    Excellent advice, Marie, and applicable not only to those interning/assisting in PR. At the beginning of most everyone's career, you find yourself doing “grunt work.” Even as a first year law firm associate, I found myself doing extremely glamourous tasks like putting together fedex packages and ordering dinner for the team of 30 that was working late into the night. At the end of the day, I got a lot out of what I then thought were menial tasks – I learned to be completely self-sufficient, even when my assistant was gone for the day and there was no one else around to get those documents out. Oh, and I learned which fedex drop off locations were open latest in NYC, and which ones shipped to each part of the country AND internationally. Some of this has really come in handy in later years.

  • http://twitter.com/CTMichaels CTMichaels

    oh Marie, i can't stop giggling.

  • allenkristina

    Great post! As an entry-level, fresh out of college employee, I can relate thinking “all of the above” for each of the questions; however, in the end it's best to just roll with the “D” answer and learn from each experience as much as possible.

  • Marie

    Totally true Sherri! You do learn how to be completely self-sufficient. Thanks for the insight!

  • cnkin

    Hahah. I appreciate this post. As someone who is nearing graduation and looking for internships I know that entry level jobs will not be the most fun. But, I also know someone has to do it and if that's how I get my foot in the door– bring it on!

  • http://twitter.com/ChristaMarzan Christa Marzan

    Great advice, Marie. I especially like your point that this doesn't just apply to recent grads (like myself). Many people don't realize that just because your rankings are higher than entry-level, you still need to do “grunt work” occasionally.

  • missmotorcade
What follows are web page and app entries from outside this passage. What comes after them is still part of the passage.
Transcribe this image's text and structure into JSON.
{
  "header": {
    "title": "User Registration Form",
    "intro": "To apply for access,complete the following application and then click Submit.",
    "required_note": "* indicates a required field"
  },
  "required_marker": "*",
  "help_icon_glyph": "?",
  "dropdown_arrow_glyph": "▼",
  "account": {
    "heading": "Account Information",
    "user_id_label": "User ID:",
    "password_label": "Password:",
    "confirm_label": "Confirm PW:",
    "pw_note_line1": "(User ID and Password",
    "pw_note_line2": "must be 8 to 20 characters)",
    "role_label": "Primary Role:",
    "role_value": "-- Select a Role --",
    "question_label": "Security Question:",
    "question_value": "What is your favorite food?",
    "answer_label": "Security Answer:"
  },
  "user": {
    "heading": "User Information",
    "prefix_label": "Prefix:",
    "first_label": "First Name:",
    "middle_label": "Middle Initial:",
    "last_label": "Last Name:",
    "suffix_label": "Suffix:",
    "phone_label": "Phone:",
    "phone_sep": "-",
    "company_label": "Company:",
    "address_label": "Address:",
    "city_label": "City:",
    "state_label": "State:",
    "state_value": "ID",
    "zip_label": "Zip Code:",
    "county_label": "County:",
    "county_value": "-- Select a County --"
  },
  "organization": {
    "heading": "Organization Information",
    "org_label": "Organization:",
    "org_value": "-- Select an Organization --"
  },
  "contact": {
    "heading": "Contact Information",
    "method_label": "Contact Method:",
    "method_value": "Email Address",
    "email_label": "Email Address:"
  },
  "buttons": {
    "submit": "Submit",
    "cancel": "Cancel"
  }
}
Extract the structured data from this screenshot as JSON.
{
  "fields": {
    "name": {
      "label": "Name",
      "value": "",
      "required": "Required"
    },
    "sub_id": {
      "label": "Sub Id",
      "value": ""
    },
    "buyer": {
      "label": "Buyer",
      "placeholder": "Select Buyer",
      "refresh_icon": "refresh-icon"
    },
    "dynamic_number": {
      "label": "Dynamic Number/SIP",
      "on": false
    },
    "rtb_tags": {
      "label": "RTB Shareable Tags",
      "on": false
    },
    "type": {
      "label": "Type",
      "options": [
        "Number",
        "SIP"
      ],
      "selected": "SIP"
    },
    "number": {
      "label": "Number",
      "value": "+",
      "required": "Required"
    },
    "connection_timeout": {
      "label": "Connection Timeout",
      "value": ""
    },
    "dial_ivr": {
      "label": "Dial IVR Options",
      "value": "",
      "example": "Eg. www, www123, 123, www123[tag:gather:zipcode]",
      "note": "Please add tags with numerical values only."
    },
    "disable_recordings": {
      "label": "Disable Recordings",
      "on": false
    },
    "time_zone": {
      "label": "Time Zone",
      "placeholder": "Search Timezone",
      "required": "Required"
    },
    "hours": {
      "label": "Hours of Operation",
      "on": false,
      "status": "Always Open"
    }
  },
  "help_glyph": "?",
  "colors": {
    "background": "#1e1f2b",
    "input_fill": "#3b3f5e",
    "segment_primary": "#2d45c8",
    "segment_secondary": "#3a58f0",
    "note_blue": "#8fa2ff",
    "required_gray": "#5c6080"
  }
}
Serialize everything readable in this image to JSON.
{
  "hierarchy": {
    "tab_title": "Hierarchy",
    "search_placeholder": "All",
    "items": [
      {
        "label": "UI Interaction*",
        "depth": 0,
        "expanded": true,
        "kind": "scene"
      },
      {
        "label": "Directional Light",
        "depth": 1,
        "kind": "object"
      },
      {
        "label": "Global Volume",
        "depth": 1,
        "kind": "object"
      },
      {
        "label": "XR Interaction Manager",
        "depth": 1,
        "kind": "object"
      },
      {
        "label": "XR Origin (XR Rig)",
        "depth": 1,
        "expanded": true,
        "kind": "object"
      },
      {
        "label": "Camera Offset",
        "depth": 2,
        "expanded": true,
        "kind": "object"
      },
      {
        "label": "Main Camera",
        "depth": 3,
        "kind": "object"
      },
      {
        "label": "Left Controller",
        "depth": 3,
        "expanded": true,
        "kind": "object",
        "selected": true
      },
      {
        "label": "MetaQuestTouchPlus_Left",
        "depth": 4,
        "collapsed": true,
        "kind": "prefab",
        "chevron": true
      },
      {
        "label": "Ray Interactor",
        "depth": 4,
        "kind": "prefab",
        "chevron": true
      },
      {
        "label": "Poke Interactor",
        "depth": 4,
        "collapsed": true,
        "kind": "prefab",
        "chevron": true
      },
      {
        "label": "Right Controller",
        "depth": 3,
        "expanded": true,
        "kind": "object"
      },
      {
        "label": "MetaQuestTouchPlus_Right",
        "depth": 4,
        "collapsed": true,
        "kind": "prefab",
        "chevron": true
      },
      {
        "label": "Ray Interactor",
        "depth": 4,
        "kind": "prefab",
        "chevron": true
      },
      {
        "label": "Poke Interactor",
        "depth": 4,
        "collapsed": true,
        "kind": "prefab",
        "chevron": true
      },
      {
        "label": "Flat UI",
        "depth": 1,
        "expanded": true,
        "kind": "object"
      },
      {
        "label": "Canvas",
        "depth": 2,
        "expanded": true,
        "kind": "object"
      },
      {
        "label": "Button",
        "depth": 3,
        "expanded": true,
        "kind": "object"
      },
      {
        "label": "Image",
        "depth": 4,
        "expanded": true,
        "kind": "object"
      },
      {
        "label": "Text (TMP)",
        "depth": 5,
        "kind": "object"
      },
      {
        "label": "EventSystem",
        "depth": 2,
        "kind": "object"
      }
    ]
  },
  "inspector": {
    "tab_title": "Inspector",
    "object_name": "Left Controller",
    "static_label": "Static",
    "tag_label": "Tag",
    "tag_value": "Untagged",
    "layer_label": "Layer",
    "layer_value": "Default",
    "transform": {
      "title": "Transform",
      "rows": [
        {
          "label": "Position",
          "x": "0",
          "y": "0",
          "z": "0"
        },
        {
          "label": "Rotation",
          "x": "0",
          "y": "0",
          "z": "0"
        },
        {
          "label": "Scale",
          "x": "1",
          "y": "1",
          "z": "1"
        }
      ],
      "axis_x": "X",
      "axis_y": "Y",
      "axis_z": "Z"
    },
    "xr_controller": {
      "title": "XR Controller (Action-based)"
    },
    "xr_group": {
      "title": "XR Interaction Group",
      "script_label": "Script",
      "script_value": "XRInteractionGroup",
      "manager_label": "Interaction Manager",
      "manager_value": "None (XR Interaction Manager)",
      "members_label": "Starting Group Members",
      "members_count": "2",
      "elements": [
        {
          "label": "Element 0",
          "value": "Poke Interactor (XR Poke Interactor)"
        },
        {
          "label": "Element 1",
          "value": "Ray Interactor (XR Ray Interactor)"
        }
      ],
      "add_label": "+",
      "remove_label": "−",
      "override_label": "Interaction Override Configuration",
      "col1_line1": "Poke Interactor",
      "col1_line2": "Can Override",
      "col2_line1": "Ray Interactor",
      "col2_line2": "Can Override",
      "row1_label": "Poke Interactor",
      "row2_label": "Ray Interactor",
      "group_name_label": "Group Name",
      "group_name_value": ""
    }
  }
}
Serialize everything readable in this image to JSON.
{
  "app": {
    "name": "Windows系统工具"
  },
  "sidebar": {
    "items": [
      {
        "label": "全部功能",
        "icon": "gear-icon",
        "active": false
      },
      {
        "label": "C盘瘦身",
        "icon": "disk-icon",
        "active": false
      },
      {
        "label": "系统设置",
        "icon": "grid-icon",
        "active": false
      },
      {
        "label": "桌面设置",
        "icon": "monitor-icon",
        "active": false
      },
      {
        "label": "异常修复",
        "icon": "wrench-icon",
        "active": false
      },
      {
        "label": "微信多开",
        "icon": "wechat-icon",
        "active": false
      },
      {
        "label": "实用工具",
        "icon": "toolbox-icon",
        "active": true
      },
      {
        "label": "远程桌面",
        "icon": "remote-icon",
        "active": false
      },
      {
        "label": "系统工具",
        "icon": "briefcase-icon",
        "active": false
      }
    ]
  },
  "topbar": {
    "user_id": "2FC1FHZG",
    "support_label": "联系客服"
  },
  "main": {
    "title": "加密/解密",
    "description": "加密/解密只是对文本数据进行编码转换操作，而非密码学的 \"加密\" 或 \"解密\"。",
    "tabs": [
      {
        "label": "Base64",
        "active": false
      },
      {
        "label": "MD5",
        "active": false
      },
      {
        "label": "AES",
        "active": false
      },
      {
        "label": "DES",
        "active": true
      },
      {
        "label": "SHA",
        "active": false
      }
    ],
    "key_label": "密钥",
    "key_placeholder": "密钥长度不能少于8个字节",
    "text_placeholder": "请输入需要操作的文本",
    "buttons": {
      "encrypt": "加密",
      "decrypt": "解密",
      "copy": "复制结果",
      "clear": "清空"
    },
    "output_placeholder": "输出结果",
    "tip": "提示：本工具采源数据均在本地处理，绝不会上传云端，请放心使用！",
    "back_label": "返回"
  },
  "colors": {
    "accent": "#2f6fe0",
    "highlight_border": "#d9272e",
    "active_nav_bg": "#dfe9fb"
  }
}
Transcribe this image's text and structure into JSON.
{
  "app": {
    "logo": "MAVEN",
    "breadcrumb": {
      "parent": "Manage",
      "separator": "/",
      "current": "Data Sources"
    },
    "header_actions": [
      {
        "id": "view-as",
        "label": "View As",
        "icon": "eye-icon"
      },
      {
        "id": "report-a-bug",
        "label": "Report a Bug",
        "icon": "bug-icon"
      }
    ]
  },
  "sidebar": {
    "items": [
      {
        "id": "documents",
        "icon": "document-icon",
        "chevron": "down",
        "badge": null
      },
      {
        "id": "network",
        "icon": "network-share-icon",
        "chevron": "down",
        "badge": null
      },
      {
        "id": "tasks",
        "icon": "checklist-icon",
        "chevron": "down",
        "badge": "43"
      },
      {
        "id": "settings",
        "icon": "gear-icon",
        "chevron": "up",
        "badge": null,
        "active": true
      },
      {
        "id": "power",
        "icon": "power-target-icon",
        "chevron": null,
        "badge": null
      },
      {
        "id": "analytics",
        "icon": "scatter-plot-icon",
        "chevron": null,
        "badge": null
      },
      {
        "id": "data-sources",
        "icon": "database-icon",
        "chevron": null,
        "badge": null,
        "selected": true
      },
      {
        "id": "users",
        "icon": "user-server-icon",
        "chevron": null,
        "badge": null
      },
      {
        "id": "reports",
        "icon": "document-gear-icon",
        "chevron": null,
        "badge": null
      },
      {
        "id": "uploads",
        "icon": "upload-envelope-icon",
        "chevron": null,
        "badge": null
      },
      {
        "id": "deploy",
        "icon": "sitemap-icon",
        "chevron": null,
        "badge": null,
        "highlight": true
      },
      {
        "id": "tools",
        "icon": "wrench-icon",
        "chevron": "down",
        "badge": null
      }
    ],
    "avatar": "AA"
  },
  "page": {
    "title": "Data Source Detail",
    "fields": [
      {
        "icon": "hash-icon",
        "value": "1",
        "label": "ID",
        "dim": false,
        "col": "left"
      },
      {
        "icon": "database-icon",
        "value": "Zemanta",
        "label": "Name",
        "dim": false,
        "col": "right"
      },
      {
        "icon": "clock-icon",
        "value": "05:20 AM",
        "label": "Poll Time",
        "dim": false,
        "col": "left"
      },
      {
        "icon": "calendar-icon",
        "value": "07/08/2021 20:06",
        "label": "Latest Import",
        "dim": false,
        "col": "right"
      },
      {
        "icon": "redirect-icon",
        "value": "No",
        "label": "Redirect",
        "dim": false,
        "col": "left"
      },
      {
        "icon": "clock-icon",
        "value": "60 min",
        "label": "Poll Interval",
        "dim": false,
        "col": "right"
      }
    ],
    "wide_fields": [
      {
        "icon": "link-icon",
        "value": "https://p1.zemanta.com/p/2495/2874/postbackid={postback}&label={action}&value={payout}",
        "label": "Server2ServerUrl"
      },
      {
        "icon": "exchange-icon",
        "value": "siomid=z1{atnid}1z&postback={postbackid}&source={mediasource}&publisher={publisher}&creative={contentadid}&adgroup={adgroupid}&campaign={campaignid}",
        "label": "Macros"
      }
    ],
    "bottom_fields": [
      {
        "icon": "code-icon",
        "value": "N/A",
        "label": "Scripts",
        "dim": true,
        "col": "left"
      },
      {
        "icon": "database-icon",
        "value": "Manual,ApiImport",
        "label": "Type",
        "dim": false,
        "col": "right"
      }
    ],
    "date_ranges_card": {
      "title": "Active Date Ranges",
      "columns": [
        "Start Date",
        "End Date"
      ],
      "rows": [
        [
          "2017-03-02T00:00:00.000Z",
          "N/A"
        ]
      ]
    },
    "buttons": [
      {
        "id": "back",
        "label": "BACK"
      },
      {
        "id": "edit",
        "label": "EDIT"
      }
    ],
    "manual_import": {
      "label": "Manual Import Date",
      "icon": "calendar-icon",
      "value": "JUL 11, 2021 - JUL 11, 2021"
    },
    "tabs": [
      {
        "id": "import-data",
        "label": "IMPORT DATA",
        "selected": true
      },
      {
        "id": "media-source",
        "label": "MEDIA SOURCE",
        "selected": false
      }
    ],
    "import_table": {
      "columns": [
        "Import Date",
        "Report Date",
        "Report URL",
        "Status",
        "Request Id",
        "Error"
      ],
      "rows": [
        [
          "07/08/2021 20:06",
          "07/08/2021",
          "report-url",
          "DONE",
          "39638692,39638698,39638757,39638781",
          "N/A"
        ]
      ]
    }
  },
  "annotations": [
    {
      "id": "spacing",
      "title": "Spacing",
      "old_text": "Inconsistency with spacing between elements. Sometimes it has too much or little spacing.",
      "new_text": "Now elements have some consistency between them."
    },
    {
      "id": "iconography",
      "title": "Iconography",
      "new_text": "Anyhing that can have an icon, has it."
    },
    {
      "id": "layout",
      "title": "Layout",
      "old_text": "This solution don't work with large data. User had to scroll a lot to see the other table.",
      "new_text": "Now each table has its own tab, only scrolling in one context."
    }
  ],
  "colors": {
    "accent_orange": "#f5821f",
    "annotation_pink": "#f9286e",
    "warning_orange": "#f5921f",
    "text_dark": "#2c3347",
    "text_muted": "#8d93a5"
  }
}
    Excellent advice, Marie, and applicable not only to those interning/assisting in PR. At the beginning of most everyone's career, you find yourself doing “grunt work.” Even as a first year law firm associate, I found myself doing extremely glamourous tasks like putting together fedex packages and ordering dinner for the team of 30 that was working late into the night. At the end of the day, I got a lot out of what I then thought were menial tasks – I learned to be completely self-sufficient, even when my assistant was gone for the day and there was no one else around to get those documents out. Oh, and I learned which fedex drop off locations were open latest in NYC, and which ones shipped to each part of the country AND internationally. Some of this has really come in handy in later years.

  • http://twitter.com/CTMichaels CTMichaels

    oh Marie, i can't stop giggling.

  • allenkristina

    Great post! As an entry-level, fresh out of college employee, I can relate thinking “all of the above” for each of the questions; however, in the end it's best to just roll with the “D” answer and learn from each experience as much as possible.

  • Marie

    Totally true Sherri! You do learn how to be completely self-sufficient. Thanks for the insight!

  • cnkin

    Hahah. I appreciate this post. As someone who is nearing graduation and looking for internships I know that entry level jobs will not be the most fun. But, I also know someone has to do it and if that's how I get my foot in the door– bring it on!

  • http://twitter.com/ChristaMarzan Christa Marzan

    Great advice, Marie. I especially like your point that this doesn't just apply to recent grads (like myself). Many people don't realize that just because your rankings are higher than entry-level, you still need to do “grunt work” occasionally.